* _Information provided_:
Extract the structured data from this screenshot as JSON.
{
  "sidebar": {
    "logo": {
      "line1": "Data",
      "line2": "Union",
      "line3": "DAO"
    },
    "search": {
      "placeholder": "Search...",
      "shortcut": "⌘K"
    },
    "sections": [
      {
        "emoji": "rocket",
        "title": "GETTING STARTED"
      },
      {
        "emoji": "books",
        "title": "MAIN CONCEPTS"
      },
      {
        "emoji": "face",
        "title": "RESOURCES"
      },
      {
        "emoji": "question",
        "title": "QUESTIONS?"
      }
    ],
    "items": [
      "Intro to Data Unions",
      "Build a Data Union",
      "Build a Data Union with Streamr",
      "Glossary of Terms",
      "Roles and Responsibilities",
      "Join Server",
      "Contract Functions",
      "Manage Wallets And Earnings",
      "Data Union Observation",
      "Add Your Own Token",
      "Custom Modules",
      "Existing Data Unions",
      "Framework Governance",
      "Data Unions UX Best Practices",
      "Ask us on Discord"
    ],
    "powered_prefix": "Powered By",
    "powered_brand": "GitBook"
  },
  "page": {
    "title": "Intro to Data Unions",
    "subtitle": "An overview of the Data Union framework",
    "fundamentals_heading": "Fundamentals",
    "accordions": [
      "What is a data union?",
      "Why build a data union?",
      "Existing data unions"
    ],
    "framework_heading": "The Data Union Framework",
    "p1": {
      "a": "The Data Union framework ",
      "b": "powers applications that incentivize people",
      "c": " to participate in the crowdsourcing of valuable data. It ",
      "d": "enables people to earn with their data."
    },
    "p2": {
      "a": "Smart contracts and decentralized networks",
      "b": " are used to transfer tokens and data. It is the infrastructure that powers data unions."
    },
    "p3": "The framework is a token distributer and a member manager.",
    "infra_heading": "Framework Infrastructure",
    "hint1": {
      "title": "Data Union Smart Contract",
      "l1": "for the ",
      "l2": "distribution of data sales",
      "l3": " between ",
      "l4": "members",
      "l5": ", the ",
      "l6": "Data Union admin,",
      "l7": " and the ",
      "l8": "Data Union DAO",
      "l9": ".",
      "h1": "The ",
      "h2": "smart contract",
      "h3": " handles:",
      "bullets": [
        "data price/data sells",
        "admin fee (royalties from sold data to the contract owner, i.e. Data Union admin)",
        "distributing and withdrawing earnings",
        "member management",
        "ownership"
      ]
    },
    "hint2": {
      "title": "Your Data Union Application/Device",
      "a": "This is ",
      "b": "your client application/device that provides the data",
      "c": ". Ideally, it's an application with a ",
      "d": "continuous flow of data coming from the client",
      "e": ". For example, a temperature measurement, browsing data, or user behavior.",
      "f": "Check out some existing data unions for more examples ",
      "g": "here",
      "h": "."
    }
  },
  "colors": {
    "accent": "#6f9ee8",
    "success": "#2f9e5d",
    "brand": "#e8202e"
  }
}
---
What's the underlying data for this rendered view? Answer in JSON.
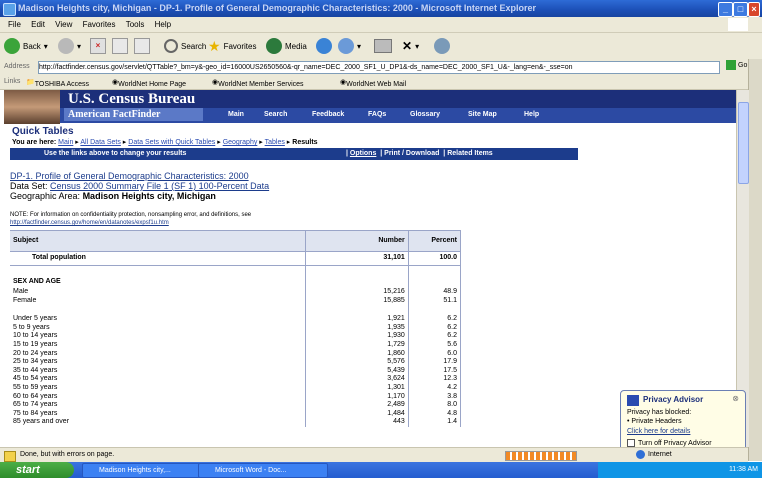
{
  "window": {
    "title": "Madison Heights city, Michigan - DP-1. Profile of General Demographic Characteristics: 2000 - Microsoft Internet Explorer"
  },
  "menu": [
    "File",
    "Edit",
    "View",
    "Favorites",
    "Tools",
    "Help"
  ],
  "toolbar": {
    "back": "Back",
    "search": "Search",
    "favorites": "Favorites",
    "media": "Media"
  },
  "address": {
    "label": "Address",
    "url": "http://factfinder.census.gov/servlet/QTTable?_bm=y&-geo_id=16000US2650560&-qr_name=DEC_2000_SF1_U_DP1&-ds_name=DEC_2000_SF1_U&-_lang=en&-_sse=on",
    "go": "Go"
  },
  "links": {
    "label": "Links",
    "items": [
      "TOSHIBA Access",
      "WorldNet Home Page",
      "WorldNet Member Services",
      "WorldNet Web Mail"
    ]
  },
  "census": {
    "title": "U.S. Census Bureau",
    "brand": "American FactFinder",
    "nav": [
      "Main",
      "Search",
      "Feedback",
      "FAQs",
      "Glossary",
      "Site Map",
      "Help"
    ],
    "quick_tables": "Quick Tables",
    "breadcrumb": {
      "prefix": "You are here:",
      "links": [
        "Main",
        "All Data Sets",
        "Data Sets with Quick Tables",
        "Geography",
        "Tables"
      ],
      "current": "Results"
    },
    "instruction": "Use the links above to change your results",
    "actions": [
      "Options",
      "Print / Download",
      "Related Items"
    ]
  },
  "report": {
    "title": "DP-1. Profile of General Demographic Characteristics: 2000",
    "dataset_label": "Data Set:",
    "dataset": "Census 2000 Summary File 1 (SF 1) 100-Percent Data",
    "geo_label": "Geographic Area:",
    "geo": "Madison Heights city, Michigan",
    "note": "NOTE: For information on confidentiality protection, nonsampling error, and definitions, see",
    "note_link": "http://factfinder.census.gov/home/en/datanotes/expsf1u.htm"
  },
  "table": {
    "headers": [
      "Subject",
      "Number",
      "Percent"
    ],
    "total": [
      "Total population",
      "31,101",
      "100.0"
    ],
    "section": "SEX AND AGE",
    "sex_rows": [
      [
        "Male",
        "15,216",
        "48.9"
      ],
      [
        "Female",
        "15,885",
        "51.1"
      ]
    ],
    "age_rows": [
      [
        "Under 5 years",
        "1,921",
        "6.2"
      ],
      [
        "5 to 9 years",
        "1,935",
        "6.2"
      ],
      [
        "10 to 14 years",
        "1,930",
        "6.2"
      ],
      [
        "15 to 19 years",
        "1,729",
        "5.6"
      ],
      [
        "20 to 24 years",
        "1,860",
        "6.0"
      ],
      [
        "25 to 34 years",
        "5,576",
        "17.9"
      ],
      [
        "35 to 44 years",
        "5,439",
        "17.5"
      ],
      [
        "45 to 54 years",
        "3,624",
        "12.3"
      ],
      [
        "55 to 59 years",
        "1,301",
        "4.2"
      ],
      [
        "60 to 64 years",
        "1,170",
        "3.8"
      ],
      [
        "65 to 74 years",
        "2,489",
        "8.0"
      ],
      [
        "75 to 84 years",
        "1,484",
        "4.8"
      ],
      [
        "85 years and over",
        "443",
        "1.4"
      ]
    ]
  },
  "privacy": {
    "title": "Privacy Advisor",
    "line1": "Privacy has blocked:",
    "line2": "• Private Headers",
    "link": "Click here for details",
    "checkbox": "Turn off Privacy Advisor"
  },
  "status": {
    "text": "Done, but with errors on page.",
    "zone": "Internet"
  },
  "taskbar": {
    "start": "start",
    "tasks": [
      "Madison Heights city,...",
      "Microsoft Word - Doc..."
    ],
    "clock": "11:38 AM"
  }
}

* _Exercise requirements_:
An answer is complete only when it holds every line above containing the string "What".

* _Exercise response_:
      "What is a data union?",
What's the underlying data for this rendered view? Answer in JSON.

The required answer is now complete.